(P13-035-20) Asaronic Acid Inhibited Glucose-Triggered M2-Phenotype Shift Through Disrupting the Formation of Coordinated Signaling of IL-4Rα-Tyk2-STAT6 and GLUT1-Akt-mTOR-AMPK
Objectives: Macrophage polarization has been implicated in the pathogenesis of metabolic diseases such as obesity, diabetes and atherosclerosis. Macrophages responsive to polarizing signals can result in their functional phenotype shifts. This study examined whether high glucose induced the functional transition of M2 macrophages, which was inhibited by asaronic acid, one of purple perilla constituents.
Methods: J774A.1 murine macrophages were incubated with 40 ng/ml interleukin(IL)-4 or 33 mM glucose in the absence and presence of 1-20 μΜ asaronic acid, which led to M2 or diabetic inflammatory state at 48h. TheM2 macrophage biomarkers were estimated by conducting Western blot analysis, IHC and ELISA with specific antibodies.
Results: In macrophages treated with IL-4 for 48 h, asaronic acid further accelerated cellular induction of the M2 markers of IL-10, arginase-1, CD163 and PPARγ via increased IL-4-IL-4Rα interaction and activated Tyk2-STAT6 pathway. Asaronic acid promoted angiogenic and proliferative capacity of M2-polarized macrophages, through increasing expression of VEGF, PDGF and TGF-β. In glucose-loaded macrophages there was cellular induction of IL-4, IL-4 Rα, arginase-1 and CD163, indicating that high glucose skewed naïve macrophages toward M2 phenotypes. However, asaronic acid inhibited M2 polarization in diabetic macrophages in parallel with inactivation of Tyk2-STAT6pathway and blockade of GLUT1-mediated metabolic pathway of Akt-mTOR-AMPKα. Consequently, asaronic acid deterred functional induction of COX-2, CTGF, α-SMA, SR-A and SR-B1in diabetic macrophages with M2 phenotype.

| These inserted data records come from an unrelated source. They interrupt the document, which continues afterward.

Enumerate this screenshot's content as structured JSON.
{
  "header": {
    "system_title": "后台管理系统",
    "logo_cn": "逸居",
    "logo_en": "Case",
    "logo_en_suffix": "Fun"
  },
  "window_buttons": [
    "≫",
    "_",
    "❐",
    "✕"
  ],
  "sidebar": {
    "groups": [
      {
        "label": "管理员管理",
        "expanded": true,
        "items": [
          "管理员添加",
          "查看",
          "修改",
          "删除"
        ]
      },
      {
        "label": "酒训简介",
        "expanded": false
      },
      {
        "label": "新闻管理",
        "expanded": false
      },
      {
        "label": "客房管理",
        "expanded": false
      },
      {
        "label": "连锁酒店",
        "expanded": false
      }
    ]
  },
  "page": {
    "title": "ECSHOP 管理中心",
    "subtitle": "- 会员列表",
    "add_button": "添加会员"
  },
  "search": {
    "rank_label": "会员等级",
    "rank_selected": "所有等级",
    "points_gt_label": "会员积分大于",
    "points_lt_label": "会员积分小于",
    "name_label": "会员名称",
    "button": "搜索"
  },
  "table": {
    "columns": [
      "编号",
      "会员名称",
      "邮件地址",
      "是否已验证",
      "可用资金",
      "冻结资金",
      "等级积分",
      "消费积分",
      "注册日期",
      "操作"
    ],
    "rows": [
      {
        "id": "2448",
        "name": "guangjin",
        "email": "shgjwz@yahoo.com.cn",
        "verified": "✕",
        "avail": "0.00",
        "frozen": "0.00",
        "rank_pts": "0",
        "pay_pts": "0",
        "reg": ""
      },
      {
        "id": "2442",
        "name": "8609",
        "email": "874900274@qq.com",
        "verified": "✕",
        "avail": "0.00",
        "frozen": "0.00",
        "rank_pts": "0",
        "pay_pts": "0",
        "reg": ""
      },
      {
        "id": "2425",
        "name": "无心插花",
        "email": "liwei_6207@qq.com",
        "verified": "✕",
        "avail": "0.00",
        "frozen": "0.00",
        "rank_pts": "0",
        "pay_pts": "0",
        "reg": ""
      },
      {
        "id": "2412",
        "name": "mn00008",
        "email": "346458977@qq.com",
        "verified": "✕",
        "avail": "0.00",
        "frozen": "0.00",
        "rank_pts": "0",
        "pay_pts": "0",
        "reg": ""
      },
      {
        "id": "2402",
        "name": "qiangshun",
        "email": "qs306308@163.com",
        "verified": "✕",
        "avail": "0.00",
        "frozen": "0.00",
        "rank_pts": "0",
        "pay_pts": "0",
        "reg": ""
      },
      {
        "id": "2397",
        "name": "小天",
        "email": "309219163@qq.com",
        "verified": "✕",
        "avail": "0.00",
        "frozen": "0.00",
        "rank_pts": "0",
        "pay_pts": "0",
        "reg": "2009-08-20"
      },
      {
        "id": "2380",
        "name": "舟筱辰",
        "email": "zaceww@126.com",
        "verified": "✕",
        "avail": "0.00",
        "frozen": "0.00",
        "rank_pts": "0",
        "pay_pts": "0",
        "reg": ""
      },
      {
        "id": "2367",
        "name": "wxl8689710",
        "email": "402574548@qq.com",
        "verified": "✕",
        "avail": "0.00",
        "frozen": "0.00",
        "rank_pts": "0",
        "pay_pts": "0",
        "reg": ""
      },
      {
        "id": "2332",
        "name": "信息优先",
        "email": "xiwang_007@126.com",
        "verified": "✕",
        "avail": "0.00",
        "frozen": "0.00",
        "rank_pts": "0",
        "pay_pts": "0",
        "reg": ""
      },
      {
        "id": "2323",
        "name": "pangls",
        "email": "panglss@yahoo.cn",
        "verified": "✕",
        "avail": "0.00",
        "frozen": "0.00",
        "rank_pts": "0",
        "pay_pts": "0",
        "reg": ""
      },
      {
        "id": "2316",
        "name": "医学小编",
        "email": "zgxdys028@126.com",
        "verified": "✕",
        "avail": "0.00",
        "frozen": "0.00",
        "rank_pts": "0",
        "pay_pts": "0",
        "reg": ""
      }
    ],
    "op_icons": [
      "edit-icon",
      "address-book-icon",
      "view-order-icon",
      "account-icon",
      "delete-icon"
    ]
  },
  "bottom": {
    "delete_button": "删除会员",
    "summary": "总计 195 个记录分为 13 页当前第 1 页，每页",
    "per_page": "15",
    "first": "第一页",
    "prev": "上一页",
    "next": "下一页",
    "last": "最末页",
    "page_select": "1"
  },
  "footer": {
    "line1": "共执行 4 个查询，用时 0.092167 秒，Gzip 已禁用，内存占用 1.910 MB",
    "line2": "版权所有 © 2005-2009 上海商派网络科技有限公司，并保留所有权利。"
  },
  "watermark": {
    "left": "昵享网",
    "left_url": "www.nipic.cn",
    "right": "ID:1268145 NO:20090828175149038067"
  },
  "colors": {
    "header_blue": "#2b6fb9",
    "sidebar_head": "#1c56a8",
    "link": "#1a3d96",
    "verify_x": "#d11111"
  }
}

Conclusions: These results demonstrated that asaronic acid allayed glucose-activated M2-phenotype shift through disrupting coordinated signaling of IL-4Rα-Tyk2-STAT6 in parallel with GLUT1-Akt-mTOR-AMPK pathway. Thus, asaronic acid has therapeutic potential in combating diabetes-associated inflammation, fibrosis, and atherogenesis through inhibiting glucose-evoked M2 polarization.
Funding Sources: This work was supported by the Hallym University Research Fund, 2019 (HRF-201910-007) and by the National Research Foundation of Korea (NRF) grant funded by the Korea government (MEST) (2019R1A2C1003218).
Hallym University Chuncheong-si, Kangwon-do, Republic of Korea
Hallym University chuncheon, Kangwon-do, Republic of Korea